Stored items
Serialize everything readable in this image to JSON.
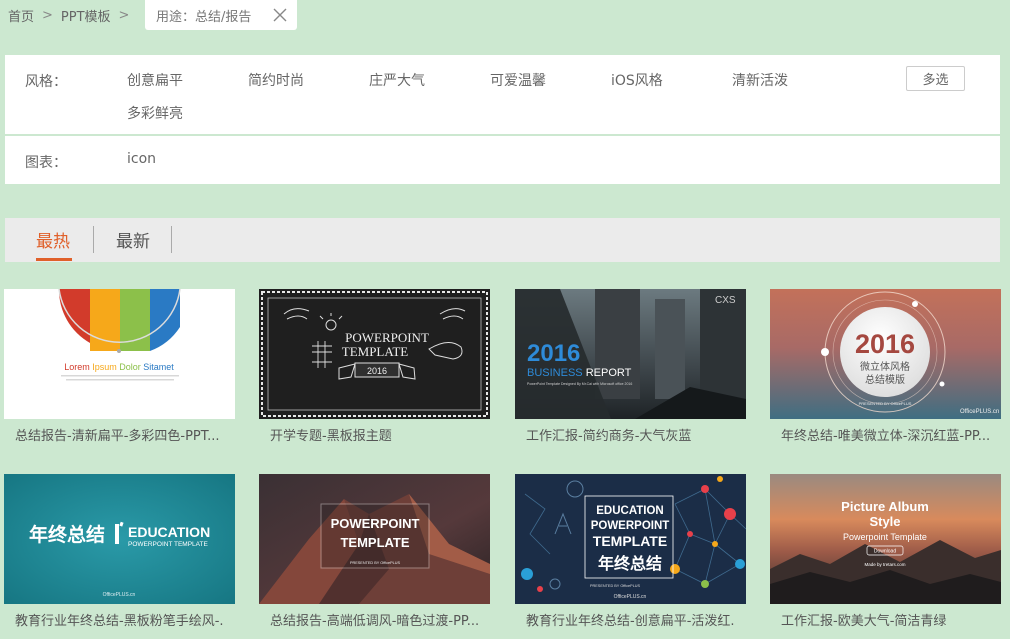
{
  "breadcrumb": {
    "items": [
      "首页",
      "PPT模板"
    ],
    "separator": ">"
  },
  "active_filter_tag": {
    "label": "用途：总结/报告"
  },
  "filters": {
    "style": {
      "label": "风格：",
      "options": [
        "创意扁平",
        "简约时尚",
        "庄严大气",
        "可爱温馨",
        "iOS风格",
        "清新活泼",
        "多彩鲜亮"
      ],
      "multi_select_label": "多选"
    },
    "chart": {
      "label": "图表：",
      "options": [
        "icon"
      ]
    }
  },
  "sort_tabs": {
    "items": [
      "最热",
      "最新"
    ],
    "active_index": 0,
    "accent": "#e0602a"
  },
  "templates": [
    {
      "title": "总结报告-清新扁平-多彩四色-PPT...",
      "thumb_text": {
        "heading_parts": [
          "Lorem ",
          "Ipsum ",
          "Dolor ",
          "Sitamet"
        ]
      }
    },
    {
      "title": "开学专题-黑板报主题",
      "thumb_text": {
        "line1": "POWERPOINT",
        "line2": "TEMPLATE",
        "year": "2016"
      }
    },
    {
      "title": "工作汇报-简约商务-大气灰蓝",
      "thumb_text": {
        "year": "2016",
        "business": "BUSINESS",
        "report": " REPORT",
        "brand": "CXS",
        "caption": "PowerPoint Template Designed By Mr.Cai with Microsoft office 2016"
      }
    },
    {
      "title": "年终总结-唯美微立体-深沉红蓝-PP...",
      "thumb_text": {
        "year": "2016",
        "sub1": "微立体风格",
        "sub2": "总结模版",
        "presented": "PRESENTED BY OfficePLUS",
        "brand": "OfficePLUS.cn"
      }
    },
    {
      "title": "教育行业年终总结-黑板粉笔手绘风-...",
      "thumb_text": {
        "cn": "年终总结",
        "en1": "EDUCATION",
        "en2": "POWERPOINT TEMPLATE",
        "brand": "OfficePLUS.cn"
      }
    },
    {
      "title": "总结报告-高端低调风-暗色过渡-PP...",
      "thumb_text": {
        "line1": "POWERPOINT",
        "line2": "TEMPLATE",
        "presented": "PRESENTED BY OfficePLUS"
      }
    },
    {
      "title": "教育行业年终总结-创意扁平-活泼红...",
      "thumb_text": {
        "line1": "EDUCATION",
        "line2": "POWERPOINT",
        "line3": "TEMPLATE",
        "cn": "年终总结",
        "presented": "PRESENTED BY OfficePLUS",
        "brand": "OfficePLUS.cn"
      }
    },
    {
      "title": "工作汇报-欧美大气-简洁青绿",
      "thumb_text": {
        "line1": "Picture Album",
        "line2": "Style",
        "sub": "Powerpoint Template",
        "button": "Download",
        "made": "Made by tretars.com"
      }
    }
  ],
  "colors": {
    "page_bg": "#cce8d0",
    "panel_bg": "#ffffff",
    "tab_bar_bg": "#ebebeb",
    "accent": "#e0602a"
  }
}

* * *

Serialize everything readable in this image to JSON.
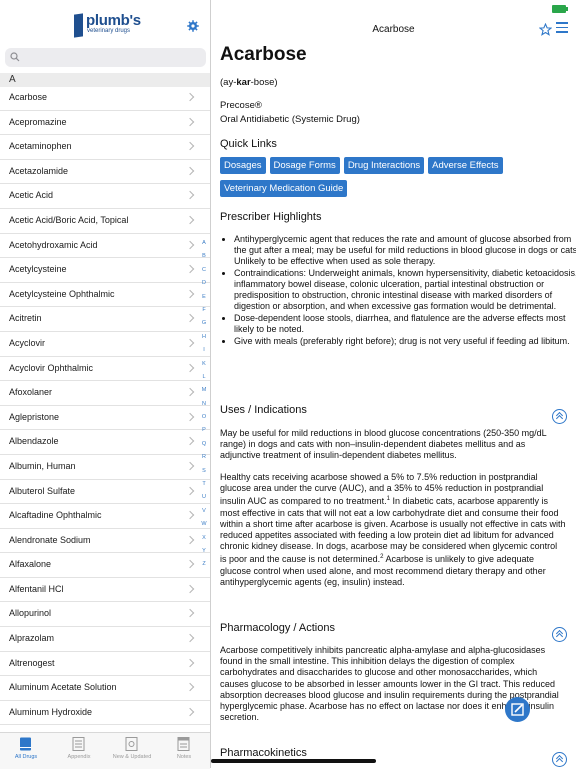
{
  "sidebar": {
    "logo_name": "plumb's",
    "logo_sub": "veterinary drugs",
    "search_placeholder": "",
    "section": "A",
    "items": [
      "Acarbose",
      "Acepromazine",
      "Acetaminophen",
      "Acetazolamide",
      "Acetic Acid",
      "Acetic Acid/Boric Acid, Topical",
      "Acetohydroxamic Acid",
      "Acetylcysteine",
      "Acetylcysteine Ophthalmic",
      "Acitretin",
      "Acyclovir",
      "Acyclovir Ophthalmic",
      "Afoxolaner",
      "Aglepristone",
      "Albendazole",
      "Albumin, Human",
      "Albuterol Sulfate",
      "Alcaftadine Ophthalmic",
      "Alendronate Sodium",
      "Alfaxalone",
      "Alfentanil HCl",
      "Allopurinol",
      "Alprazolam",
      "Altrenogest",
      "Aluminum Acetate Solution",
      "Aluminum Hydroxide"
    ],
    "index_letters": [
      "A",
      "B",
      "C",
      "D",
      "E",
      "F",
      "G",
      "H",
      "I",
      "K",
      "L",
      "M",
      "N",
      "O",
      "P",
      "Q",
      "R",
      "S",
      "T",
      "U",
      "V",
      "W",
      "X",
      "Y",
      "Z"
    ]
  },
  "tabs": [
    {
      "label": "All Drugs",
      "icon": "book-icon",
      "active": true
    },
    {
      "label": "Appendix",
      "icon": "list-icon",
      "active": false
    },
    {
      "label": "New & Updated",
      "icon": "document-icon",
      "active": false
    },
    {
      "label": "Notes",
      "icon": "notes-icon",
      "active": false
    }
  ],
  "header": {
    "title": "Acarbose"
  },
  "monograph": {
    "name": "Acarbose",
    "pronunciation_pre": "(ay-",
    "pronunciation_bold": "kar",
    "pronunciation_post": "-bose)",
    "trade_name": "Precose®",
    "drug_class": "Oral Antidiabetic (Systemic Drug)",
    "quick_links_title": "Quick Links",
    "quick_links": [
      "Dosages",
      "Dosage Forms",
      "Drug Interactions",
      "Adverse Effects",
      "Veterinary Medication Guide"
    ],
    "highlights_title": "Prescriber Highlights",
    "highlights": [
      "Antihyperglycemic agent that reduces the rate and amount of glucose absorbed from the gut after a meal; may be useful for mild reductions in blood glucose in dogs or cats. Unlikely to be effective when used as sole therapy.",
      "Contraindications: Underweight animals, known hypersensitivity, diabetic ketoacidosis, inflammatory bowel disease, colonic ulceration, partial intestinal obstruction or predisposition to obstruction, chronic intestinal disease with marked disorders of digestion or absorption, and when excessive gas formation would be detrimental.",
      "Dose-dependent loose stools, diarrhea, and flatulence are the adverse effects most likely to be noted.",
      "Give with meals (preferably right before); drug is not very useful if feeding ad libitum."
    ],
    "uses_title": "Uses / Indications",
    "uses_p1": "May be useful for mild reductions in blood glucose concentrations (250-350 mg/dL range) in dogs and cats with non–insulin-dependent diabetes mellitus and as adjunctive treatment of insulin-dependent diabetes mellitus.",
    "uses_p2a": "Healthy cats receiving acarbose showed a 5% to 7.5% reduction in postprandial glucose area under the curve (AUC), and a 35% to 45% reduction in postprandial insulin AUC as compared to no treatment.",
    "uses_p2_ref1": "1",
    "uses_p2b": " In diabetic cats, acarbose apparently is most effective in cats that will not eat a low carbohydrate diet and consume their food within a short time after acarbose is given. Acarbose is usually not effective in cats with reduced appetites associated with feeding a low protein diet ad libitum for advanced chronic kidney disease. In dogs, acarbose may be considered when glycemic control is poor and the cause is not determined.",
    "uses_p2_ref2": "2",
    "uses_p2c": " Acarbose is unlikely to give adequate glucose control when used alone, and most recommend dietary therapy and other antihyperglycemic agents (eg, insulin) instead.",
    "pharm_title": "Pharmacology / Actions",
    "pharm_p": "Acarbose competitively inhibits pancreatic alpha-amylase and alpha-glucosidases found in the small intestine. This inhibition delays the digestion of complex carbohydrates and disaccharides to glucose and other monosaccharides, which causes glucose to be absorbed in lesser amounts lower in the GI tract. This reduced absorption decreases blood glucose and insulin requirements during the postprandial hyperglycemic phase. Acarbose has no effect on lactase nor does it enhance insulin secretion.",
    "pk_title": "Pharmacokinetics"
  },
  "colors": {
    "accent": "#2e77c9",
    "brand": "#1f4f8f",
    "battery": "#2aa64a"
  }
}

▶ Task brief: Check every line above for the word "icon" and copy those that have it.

▶ Reply:
        "icon"
      "icon": "book-icon",
      "icon": "list-icon",
      "icon": "document-icon",
      "icon": "notes-icon",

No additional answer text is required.